2 What is an Opportunity? Idea for a new product Product description in embryonic formNewly sensed needNewly discovered technologyRough match between a need and a possible solution
3 Types of Opportunities Familiarity with the solution likely to be employed.Familiarity with the need the solution addresses.
4 Opportunity HorizonsHorizon 1: Improvements, extensions, variants, and cost reductions of existing products for existing marketsHorizon 2: opportunities push out into less know territory in one or both dimensions of the market or technologyHorizon 3: attempts to exploit opportunities that are some way new to the world.
6 Tournament Structure of Opportunity Identification
7 Effective Opportunity Tournaments Generate a large number of opportunitiesSeek high quality of the opportunities generatedCreate high variance in the quality of opportunities
8 Opportunity Identification Process Step 1 – Establish a charterStep 2 – Generate and sense many opportunitiesStep 3 – Screen opportunitiesStep 4 – Develop promising opportunitiesStep 5 – Select exceptional opportunitiesStep 6 – Reflect on the results and process

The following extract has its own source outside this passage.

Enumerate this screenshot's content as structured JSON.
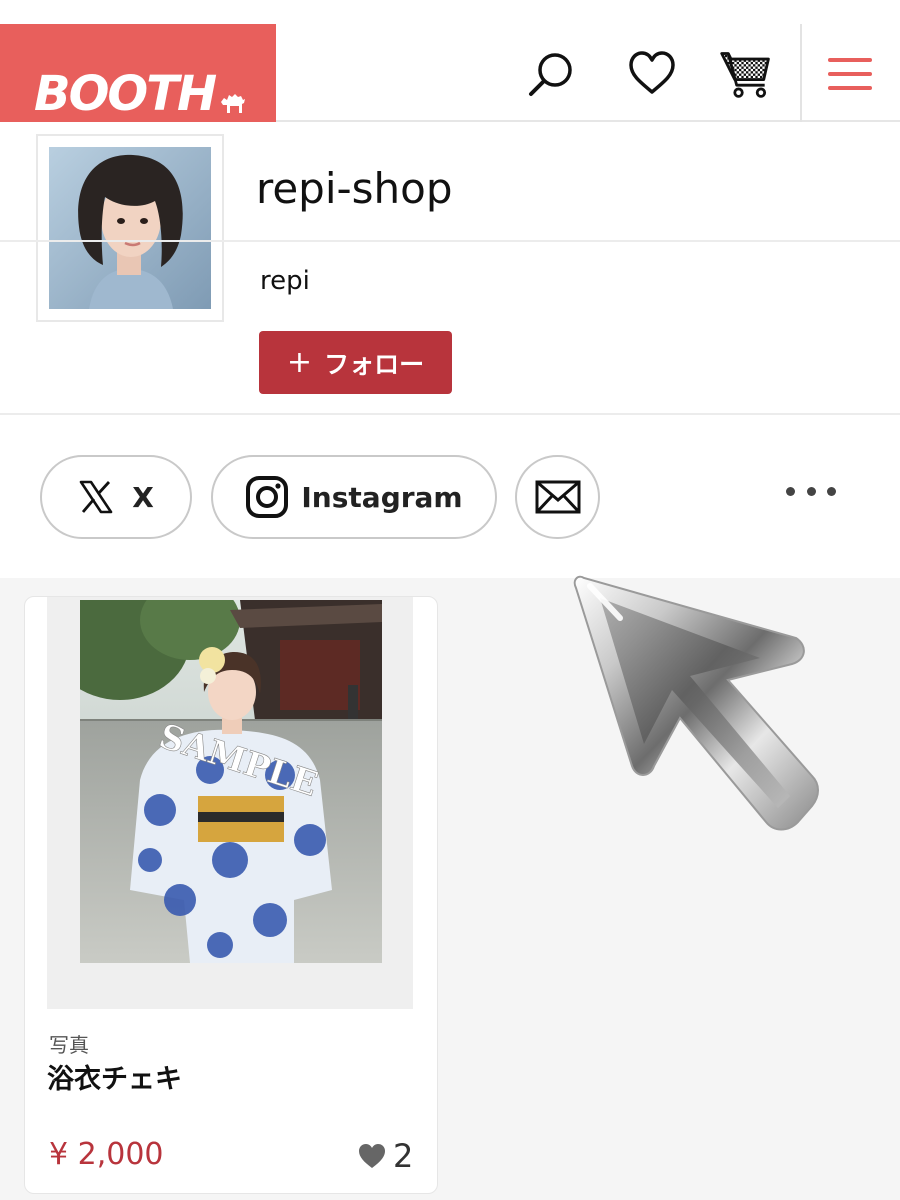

9 Step 1 – Establish a charter FroliCat:Create a physical product in the cat toy market that we can launch to the market within about a year through our existing retail sales channelDry erase marker with ink-level indicatorCreate a dry erase marker similar to existing markers that wool have an integrated ink-level indicator indicating when the marker is empty or close to empty. We will launch to market within one year through via a new LLC and internet sales plus major chains such as Target, Wallmart, Staples, Amazon, OfficeMax.

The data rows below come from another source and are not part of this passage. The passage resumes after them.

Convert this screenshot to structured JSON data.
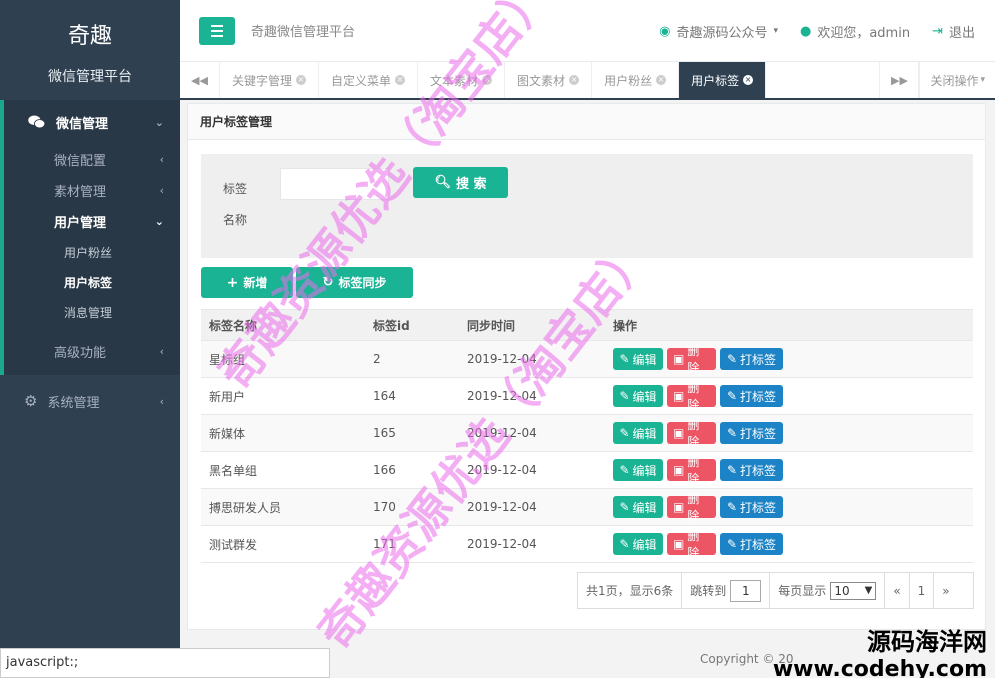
{
  "sidebar": {
    "brand_name": "奇趣",
    "brand_sub": "微信管理平台",
    "group_label": "微信管理",
    "items": [
      {
        "label": "微信配置"
      },
      {
        "label": "素材管理"
      },
      {
        "label": "用户管理"
      }
    ],
    "sub_items": [
      {
        "label": "用户粉丝"
      },
      {
        "label": "用户标签"
      },
      {
        "label": "消息管理"
      }
    ],
    "advanced_label": "高级功能",
    "system_label": "系统管理"
  },
  "topbar": {
    "title": "奇趣微信管理平台",
    "official": "奇趣源码公众号",
    "welcome": "欢迎您，admin",
    "logout": "退出"
  },
  "tabs": {
    "items": [
      {
        "label": "关键字管理"
      },
      {
        "label": "自定义菜单"
      },
      {
        "label": "文本素材"
      },
      {
        "label": "图文素材"
      },
      {
        "label": "用户粉丝"
      },
      {
        "label": "用户标签"
      }
    ],
    "close_ops": "关闭操作"
  },
  "panel": {
    "title": "用户标签管理",
    "search_label": "标签名称",
    "search_btn": "搜 索",
    "add_btn": "新增",
    "sync_btn": "标签同步"
  },
  "table": {
    "headers": [
      "标签名称",
      "标签id",
      "同步时间",
      "操作"
    ],
    "rows": [
      {
        "name": "星标组",
        "id": "2",
        "time": "2019-12-04"
      },
      {
        "name": "新用户",
        "id": "164",
        "time": "2019-12-04"
      },
      {
        "name": "新媒体",
        "id": "165",
        "time": "2019-12-04"
      },
      {
        "name": "黑名单组",
        "id": "166",
        "time": "2019-12-04"
      },
      {
        "name": "搏思研发人员",
        "id": "170",
        "time": "2019-12-04"
      },
      {
        "name": "测试群发",
        "id": "171",
        "time": "2019-12-04"
      }
    ],
    "edit_label": "编辑",
    "delete_label": "删除",
    "tag_label": "打标签"
  },
  "pager": {
    "summary": "共1页，显示6条",
    "jump_label": "跳转到",
    "jump_value": "1",
    "per_page_label": "每页显示",
    "per_page_value": "10",
    "prev": "«",
    "current": "1",
    "next": "»"
  },
  "status": {
    "url": "javascript:;",
    "copyright": "Copyright © 20"
  },
  "watermark": {
    "line1": "奇趣资源优选（淘宝店）",
    "line2": "奇趣资源优选（淘宝店）",
    "site_cn": "源码海洋网",
    "site_url": "www.codehy.com"
  },
  "colors": {
    "sidebar": "#2f4050",
    "primary": "#1ab394",
    "danger": "#ed5565",
    "info": "#1c84c6"
  }
}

11 Techniques for Generating Opportunities Follow a person passionCompile bug listsPull opportunities from capabilitiesStudy customersConsider implications of trendsClothes sizingGreenWirelessImitate, but better
12 Techniques for Generating Opportunities Imitate, but betterMedia and marketing activities of other firmsDe-commoditize a commodity (competition based on price)Drive an innovation “down market” – cheaper products with same or similar functions, not all the bells and whistlesImport geographically isolated innovations – Starbucks, Redbull

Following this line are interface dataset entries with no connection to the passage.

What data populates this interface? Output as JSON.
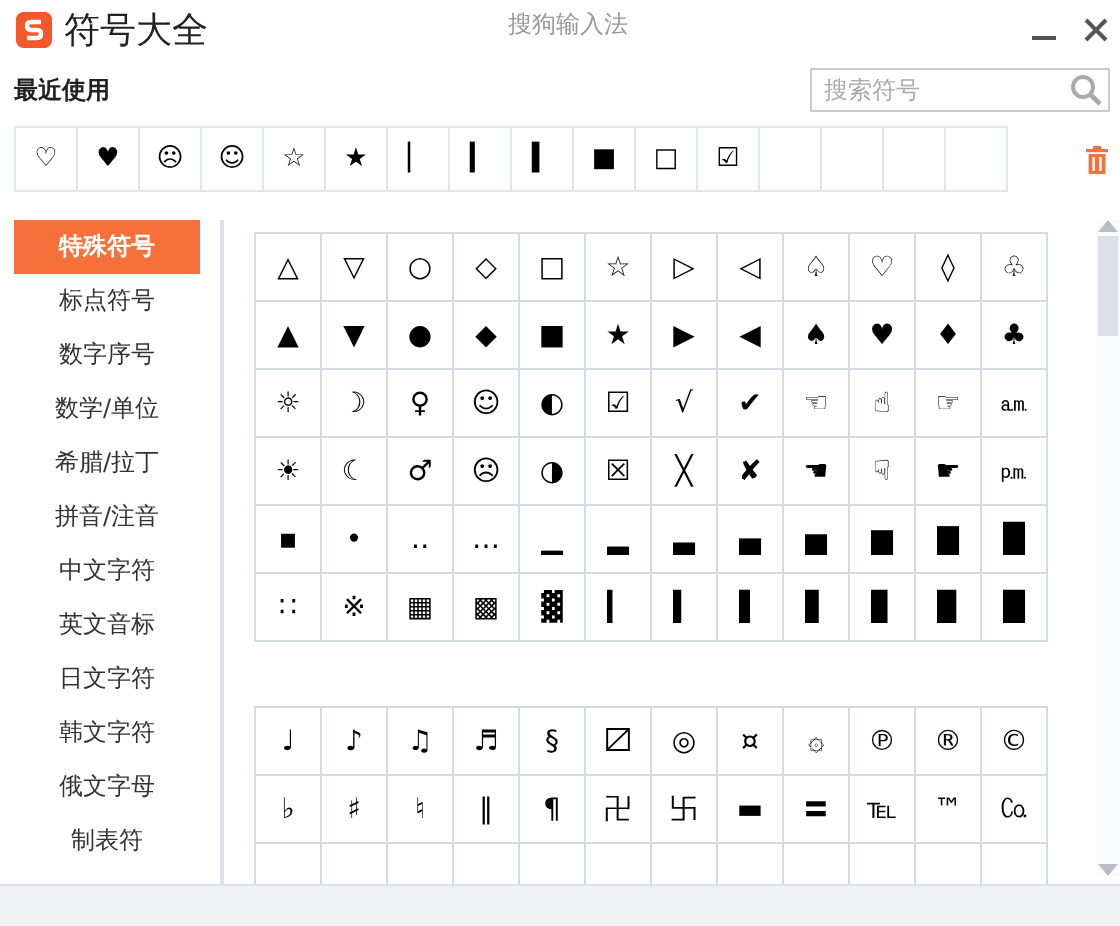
{
  "window": {
    "title": "符号大全",
    "app_name": "搜狗输入法"
  },
  "recent": {
    "label": "最近使用",
    "symbols": [
      "♡",
      "♥",
      "☹",
      "☺",
      "☆",
      "★",
      "▏",
      "▎",
      "▍",
      "■",
      "□",
      "☑"
    ]
  },
  "search": {
    "placeholder": "搜索符号"
  },
  "sidebar": {
    "items": [
      {
        "label": "特殊符号",
        "selected": true
      },
      {
        "label": "标点符号",
        "selected": false
      },
      {
        "label": "数字序号",
        "selected": false
      },
      {
        "label": "数学/单位",
        "selected": false
      },
      {
        "label": "希腊/拉丁",
        "selected": false
      },
      {
        "label": "拼音/注音",
        "selected": false
      },
      {
        "label": "中文字符",
        "selected": false
      },
      {
        "label": "英文音标",
        "selected": false
      },
      {
        "label": "日文字符",
        "selected": false
      },
      {
        "label": "韩文字符",
        "selected": false
      },
      {
        "label": "俄文字母",
        "selected": false
      },
      {
        "label": "制表符",
        "selected": false
      }
    ]
  },
  "sections": [
    {
      "symbols": [
        "△",
        "▽",
        "○",
        "◇",
        "□",
        "☆",
        "▷",
        "◁",
        "♤",
        "♡",
        "◊",
        "♧",
        "▲",
        "▼",
        "●",
        "◆",
        "■",
        "★",
        "▶",
        "◀",
        "♠",
        "♥",
        "♦",
        "♣",
        "☼",
        "☽",
        "♀",
        "☺",
        "◐",
        "☑",
        "√",
        "✔",
        "☜",
        "☝",
        "☞",
        "㏂",
        "☀",
        "☾",
        "♂",
        "☹",
        "◑",
        "☒",
        "╳",
        "✘",
        "☚",
        "☟",
        "☛",
        "㏘",
        "▪",
        "•",
        "‥",
        "…",
        "▁",
        "▂",
        "▃",
        "▄",
        "▅",
        "▆",
        "▇",
        "█",
        "∷",
        "※",
        "▦",
        "▩",
        "▓",
        "▎",
        "▍",
        "▌",
        "▋",
        "▊",
        "▉",
        "█"
      ]
    },
    {
      "symbols": [
        "♩",
        "♪",
        "♫",
        "♬",
        "§",
        "〼",
        "◎",
        "¤",
        "۞",
        "℗",
        "®",
        "©",
        "♭",
        "♯",
        "♮",
        "‖",
        "¶",
        "卍",
        "卐",
        "▬",
        "〓",
        "℡",
        "™",
        "㏇"
      ]
    }
  ]
}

13 Mine Your ResourcesLead users – people with advanced needs that are not begin met.Representation in social networksUniversities and government laboratoriesOnline idea submission
14 Step 3 – Screen opportunities Pick opportunities with high likelihood of creating valueConsider – market need, technological feasibility, alignment with strategy, etc.Two methodsWeb based surveysMultivotingGroup must have at least 6 members. More than 10 preferred.Members must have relevant experience
15 Step 4 – Develop promising opportunities Invest modest resources into developing a few opportunitiesSearch internet for existing solutionsTalk to customersQuick prototypesEstimate market size and growth rateResolve the greatest uncertainty surrounding each one at the lowest cost in time and money.List major uncertainties and cost to resolve, then pick the biggest ones with the lowest cost first.
16 Step 5- Select exceptional opportunities Real-Win-Worth-it (RWW) method – 3MIs the opportunity real?Market size?Is technology available?Lkelihood product can be delivered at the right time and price.Can you win with the opportunity?Establish a sustainable competitive advantage?Can you patent or protect it?More capable of executing it then your competitors?Is the opportunity worth it?Do you have the rources?Will investment pay off sufficiently
17 Step 6 – Reflect on the results and process How many opportunities came form internal sources vs external?Did we consider dozens or hundreds of opportunities?Was the innovation charter too narrowly focused?Were our filtering criteria biased?Are the resulting opportunities exciting to the team?
18 Thought Questions2. Would consumers make good raters in an opportunity screening process? 3. Can you really answer the question of whether an opportunity is real before developing a product concept? 4. Could a great opportunity identification process result in a product that fails in the market? 5. How do the risks differ between two types of Horizon 2 opportunities, one addressing a current market need and the other using a current solution?